The lime, prized for both its juice and its zest, has soothed thirst and saved lives.
Without limes, the tart margarita and mojito cocktails would be pale-tasting pretenders.
The fruit is key to Indian, Mexican and Thai cuisines, prized for its bracing tang in drinks, sauces and squeezed over noodle dishes and tacos. It also is used as a marinade to “cook” fresh fish for Mexican ceviche.
Native to Southeast Asia or India, the lime was first brought to the West by British explorers. It thrived in the Caribbean, in more humid climates than lemon trees would tolerate. Limes sold in the United States today mostly hail from Mexico, since Florida lime groves were destroyed by hurricane and citrus canker.
Ahoy, limey: In the late 1700s, the British Navy was losing more sailors to the disease scurvy than enemy fire. British naval doctors didn’t know scurvy was caused by a vitamin C deficiency, but they did learn it could be prevented by eating citrus fruit. Ordered to drink lime juice every day, British soldiers were nicknamed “limeys.”
In this recipe, by J. Kenji Lopez-Alt of, fresh lime juice perks up a warm corn salad with Mexican flavors. Kernels of fresh corn are sauteed over high heat to caramelize some of the natural sugars. If you do it right, you’ll find that wet corn can pop, too.

Esquites (Mexican Corn Salad)

2 tablespoons vegetable oil
4 ears fresh corn, shucked,
kernels removed (about 3 cups
fresh corn kernels)
Kosher salt
2 tablespoons mayonnaise
2 ounces feta or cotija cheese,
finely crumbled
½ cup finely sliced scallion
½ cup fresh cilantro leaves,
finely chopped
1 jalapeño pepper,
seeded and stemmed,
finely chopped
1 to 2 medium cloves garlic,
pressed or minced on
a microplane grater
(about 1 to 2 teaspoons)
1 tablespoon fresh juice
from 1 lime
Chili powder or hot chili flakes,
to taste
Heat oil in a large nonstick skillet or wok over high heat until shimmering. Add corn kernels, season to taste with salt, toss once or twice, and cook without moving until charred on one side, about 2 minutes. Toss corn, stir, and repeat until charred on second side, about 2 minutes longer. Continue tossing and charring until well charred all over, about 10 minutes total. Transfer to a large bowl.
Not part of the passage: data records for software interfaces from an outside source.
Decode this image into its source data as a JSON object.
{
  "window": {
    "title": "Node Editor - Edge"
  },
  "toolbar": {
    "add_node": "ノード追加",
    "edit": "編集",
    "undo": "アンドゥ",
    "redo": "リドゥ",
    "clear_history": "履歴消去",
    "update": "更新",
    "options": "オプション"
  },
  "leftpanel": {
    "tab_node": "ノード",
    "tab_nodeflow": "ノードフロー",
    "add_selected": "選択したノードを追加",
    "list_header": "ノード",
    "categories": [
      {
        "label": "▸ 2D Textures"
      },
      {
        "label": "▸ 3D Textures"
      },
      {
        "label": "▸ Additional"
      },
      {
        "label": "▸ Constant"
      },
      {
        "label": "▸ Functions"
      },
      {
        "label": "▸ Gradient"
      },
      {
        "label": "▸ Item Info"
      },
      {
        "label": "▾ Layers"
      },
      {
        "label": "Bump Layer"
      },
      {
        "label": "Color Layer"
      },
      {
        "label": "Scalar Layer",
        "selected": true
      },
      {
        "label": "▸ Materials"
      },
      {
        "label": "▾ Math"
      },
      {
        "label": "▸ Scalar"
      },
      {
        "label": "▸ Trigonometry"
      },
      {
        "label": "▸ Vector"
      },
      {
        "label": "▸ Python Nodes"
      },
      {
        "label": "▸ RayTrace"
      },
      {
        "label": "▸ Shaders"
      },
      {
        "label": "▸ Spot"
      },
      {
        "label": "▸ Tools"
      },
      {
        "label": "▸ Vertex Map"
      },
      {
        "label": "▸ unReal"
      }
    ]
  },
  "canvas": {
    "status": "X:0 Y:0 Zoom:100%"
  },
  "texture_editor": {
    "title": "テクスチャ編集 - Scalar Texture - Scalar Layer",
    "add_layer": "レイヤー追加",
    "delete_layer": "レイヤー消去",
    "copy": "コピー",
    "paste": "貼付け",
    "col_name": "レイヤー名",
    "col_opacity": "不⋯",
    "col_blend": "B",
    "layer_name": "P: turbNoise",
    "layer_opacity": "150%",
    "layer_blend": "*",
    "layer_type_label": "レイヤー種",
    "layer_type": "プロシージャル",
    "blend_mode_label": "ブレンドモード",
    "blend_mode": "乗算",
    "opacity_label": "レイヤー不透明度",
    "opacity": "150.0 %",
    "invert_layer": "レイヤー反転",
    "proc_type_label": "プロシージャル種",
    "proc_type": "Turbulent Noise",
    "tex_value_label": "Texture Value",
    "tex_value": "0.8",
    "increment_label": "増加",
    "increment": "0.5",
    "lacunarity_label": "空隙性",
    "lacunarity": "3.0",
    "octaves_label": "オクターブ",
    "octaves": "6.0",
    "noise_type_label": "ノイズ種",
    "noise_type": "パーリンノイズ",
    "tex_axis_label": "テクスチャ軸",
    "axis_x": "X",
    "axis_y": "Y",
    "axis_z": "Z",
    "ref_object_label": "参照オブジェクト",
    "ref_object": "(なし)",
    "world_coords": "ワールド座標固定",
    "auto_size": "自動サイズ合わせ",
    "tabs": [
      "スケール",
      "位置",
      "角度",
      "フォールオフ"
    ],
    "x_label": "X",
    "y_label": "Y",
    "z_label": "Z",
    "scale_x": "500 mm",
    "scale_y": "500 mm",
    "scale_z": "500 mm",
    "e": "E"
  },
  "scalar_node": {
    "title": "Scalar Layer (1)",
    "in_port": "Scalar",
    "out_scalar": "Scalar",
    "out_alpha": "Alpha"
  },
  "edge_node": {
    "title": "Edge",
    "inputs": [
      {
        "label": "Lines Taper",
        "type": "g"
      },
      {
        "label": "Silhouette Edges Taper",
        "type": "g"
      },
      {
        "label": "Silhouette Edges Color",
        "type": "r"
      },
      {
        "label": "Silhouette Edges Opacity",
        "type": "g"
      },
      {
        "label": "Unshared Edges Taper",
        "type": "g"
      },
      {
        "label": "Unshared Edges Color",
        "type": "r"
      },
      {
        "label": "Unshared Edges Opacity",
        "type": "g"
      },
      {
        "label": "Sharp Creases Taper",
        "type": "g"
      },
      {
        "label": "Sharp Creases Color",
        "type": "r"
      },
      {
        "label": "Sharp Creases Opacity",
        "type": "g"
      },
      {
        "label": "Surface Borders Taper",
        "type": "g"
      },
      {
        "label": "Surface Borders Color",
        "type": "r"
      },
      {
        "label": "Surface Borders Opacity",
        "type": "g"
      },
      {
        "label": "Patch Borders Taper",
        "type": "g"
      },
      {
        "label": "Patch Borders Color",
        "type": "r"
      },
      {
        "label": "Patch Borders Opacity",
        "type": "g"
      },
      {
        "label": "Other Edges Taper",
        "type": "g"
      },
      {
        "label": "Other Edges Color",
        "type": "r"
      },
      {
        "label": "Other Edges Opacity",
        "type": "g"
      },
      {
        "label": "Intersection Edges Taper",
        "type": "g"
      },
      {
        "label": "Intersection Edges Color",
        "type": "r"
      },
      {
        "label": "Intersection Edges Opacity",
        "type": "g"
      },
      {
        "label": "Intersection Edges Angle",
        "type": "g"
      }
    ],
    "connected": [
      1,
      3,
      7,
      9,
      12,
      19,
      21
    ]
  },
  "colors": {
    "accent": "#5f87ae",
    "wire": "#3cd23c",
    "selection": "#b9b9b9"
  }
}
Add mayonnaise, feta, scallions, cilantro, jalapeño, garlic, lime juice, and chili powder and toss to combine. Taste and adjust seasoning with salt and more chili powder to taste. Serve immediately.
On the Web: Watch Andrew make Mexican corn salad at